--- Material for this task ---

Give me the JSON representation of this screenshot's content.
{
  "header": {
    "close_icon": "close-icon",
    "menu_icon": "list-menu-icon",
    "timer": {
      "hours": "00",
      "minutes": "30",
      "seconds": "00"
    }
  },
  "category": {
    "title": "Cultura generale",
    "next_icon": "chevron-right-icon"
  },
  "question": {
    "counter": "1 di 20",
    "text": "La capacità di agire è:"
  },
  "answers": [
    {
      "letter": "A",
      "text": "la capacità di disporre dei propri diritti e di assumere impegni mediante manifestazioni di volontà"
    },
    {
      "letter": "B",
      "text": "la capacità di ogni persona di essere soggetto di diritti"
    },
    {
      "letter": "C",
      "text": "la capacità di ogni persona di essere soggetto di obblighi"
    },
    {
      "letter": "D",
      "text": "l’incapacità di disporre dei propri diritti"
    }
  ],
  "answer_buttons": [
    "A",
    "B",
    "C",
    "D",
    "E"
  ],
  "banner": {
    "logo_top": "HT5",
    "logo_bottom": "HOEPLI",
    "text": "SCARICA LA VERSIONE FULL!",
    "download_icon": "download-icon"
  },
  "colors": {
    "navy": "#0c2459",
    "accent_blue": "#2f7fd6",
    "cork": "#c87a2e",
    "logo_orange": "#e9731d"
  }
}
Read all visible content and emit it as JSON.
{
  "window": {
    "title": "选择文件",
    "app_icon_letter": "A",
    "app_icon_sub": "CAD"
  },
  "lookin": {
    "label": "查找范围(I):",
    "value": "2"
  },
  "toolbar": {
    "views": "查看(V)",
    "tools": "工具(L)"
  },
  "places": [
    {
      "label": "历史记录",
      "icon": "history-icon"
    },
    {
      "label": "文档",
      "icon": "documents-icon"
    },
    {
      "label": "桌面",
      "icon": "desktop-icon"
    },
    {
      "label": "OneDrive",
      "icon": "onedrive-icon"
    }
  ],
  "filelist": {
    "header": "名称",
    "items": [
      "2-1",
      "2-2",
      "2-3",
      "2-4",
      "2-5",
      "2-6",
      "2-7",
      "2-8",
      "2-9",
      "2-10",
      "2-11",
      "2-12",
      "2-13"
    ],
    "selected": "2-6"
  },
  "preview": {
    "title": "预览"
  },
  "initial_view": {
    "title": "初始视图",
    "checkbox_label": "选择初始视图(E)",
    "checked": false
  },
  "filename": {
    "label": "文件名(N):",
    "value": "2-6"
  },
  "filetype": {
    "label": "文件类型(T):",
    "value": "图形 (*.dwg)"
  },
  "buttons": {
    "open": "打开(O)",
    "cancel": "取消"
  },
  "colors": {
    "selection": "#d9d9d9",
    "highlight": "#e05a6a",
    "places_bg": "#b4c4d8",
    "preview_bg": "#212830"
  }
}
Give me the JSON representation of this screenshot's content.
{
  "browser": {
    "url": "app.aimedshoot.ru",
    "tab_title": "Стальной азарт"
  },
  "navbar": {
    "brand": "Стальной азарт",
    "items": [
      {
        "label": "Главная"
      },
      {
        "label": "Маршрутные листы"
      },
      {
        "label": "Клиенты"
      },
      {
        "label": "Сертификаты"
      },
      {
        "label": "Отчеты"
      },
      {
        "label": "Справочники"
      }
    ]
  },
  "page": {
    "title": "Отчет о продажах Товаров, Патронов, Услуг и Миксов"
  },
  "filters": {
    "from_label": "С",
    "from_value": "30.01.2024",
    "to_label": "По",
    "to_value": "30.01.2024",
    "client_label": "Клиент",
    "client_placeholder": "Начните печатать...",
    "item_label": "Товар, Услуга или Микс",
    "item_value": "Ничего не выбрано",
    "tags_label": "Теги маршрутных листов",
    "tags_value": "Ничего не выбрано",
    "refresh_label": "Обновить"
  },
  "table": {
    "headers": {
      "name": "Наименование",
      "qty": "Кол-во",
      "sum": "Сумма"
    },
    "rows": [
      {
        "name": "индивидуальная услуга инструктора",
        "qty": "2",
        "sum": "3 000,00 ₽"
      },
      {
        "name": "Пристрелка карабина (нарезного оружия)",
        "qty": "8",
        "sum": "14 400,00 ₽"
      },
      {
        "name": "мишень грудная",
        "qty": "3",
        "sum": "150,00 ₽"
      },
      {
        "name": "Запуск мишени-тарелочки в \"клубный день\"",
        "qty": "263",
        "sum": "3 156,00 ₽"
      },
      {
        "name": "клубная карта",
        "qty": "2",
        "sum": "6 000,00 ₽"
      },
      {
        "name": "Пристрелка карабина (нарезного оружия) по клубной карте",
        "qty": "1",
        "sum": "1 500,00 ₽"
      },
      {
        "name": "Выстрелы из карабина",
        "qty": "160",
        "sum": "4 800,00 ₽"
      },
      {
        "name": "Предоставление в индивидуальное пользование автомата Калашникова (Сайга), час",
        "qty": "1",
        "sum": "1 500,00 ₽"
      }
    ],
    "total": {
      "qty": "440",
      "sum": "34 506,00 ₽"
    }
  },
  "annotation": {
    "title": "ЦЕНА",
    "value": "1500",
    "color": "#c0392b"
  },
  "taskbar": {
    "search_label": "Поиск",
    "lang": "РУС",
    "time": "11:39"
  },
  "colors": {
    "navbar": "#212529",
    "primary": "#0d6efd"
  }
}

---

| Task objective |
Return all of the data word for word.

| Answer box |
Give me the JSON representation of this screenshot's content.
{
  "header": {
    "close_icon": "close-icon",
    "menu_icon": "list-menu-icon",
    "timer": {
      "hours": "00",
      "minutes": "30",
      "seconds": "00"
    }
  },
  "category": {
    "title": "Cultura generale",
    "next_icon": "chevron-right-icon"
  },
  "question": {
    "counter": "1 di 20",
    "text": "La capacità di agire è:"
  },
  "answers": [
    {
      "letter": "A",
      "text": "la capacità di disporre dei propri diritti e di assumere impegni mediante manifestazioni di volontà"
    },
    {
      "letter": "B",
      "text": "la capacità di ogni persona di essere soggetto di diritti"
    },
    {
      "letter": "C",
      "text": "la capacità di ogni persona di essere soggetto di obblighi"
    },
    {
      "letter": "D",
      "text": "l’incapacità di disporre dei propri diritti"
    }
  ],
  "answer_buttons": [
    "A",
    "B",
    "C",
    "D",
    "E"
  ],
  "banner": {
    "logo_top": "HT5",
    "logo_bottom": "HOEPLI",
    "text": "SCARICA LA VERSIONE FULL!",
    "download_icon": "download-icon"
  },
  "colors": {
    "navy": "#0c2459",
    "accent_blue": "#2f7fd6",
    "cork": "#c87a2e",
    "logo_orange": "#e9731d"
  }
}
Read all visible content and emit it as JSON.
{
  "window": {
    "title": "选择文件",
    "app_icon_letter": "A",
    "app_icon_sub": "CAD"
  },
  "lookin": {
    "label": "查找范围(I):",
    "value": "2"
  },
  "toolbar": {
    "views": "查看(V)",
    "tools": "工具(L)"
  },
  "places": [
    {
      "label": "历史记录",
      "icon": "history-icon"
    },
    {
      "label": "文档",
      "icon": "documents-icon"
    },
    {
      "label": "桌面",
      "icon": "desktop-icon"
    },
    {
      "label": "OneDrive",
      "icon": "onedrive-icon"
    }
  ],
  "filelist": {
    "header": "名称",
    "items": [
      "2-1",
      "2-2",
      "2-3",
      "2-4",
      "2-5",
      "2-6",
      "2-7",
      "2-8",
      "2-9",
      "2-10",
      "2-11",
      "2-12",
      "2-13"
    ],
    "selected": "2-6"
  },
  "preview": {
    "title": "预览"
  },
  "initial_view": {
    "title": "初始视图",
    "checkbox_label": "选择初始视图(E)",
    "checked": false
  },
  "filename": {
    "label": "文件名(N):",
    "value": "2-6"
  },
  "filetype": {
    "label": "文件类型(T):",
    "value": "图形 (*.dwg)"
  },
  "buttons": {
    "open": "打开(O)",
    "cancel": "取消"
  },
  "colors": {
    "selection": "#d9d9d9",
    "highlight": "#e05a6a",
    "places_bg": "#b4c4d8",
    "preview_bg": "#212830"
  }
}
Give me the JSON representation of this screenshot's content.
{
  "browser": {
    "url": "app.aimedshoot.ru",
    "tab_title": "Стальной азарт"
  },
  "navbar": {
    "brand": "Стальной азарт",
    "items": [
      {
        "label": "Главная"
      },
      {
        "label": "Маршрутные листы"
      },
      {
        "label": "Клиенты"
      },
      {
        "label": "Сертификаты"
      },
      {
        "label": "Отчеты"
      },
      {
        "label": "Справочники"
      }
    ]
  },
  "page": {
    "title": "Отчет о продажах Товаров, Патронов, Услуг и Миксов"
  },
  "filters": {
    "from_label": "С",
    "from_value": "30.01.2024",
    "to_label": "По",
    "to_value": "30.01.2024",
    "client_label": "Клиент",
    "client_placeholder": "Начните печатать...",
    "item_label": "Товар, Услуга или Микс",
    "item_value": "Ничего не выбрано",
    "tags_label": "Теги маршрутных листов",
    "tags_value": "Ничего не выбрано",
    "refresh_label": "Обновить"
  },
  "table": {
    "headers": {
      "name": "Наименование",
      "qty": "Кол-во",
      "sum": "Сумма"
    },
    "rows": [
      {
        "name": "индивидуальная услуга инструктора",
        "qty": "2",
        "sum": "3 000,00 ₽"
      },
      {
        "name": "Пристрелка карабина (нарезного оружия)",
        "qty": "8",
        "sum": "14 400,00 ₽"
      },
      {
        "name": "мишень грудная",
        "qty": "3",
        "sum": "150,00 ₽"
      },
      {
        "name": "Запуск мишени-тарелочки в \"клубный день\"",
        "qty": "263",
        "sum": "3 156,00 ₽"
      },
      {
        "name": "клубная карта",
        "qty": "2",
        "sum": "6 000,00 ₽"
      },
      {
        "name": "Пристрелка карабина (нарезного оружия) по клубной карте",
        "qty": "1",
        "sum": "1 500,00 ₽"
      },
      {
        "name": "Выстрелы из карабина",
        "qty": "160",
        "sum": "4 800,00 ₽"
      },
      {
        "name": "Предоставление в индивидуальное пользование автомата Калашникова (Сайга), час",
        "qty": "1",
        "sum": "1 500,00 ₽"
      }
    ],
    "total": {
      "qty": "440",
      "sum": "34 506,00 ₽"
    }
  },
  "annotation": {
    "title": "ЦЕНА",
    "value": "1500",
    "color": "#c0392b"
  },
  "taskbar": {
    "search_label": "Поиск",
    "lang": "РУС",
    "time": "11:39"
  },
  "colors": {
    "navbar": "#212529",
    "primary": "#0d6efd"
  }
}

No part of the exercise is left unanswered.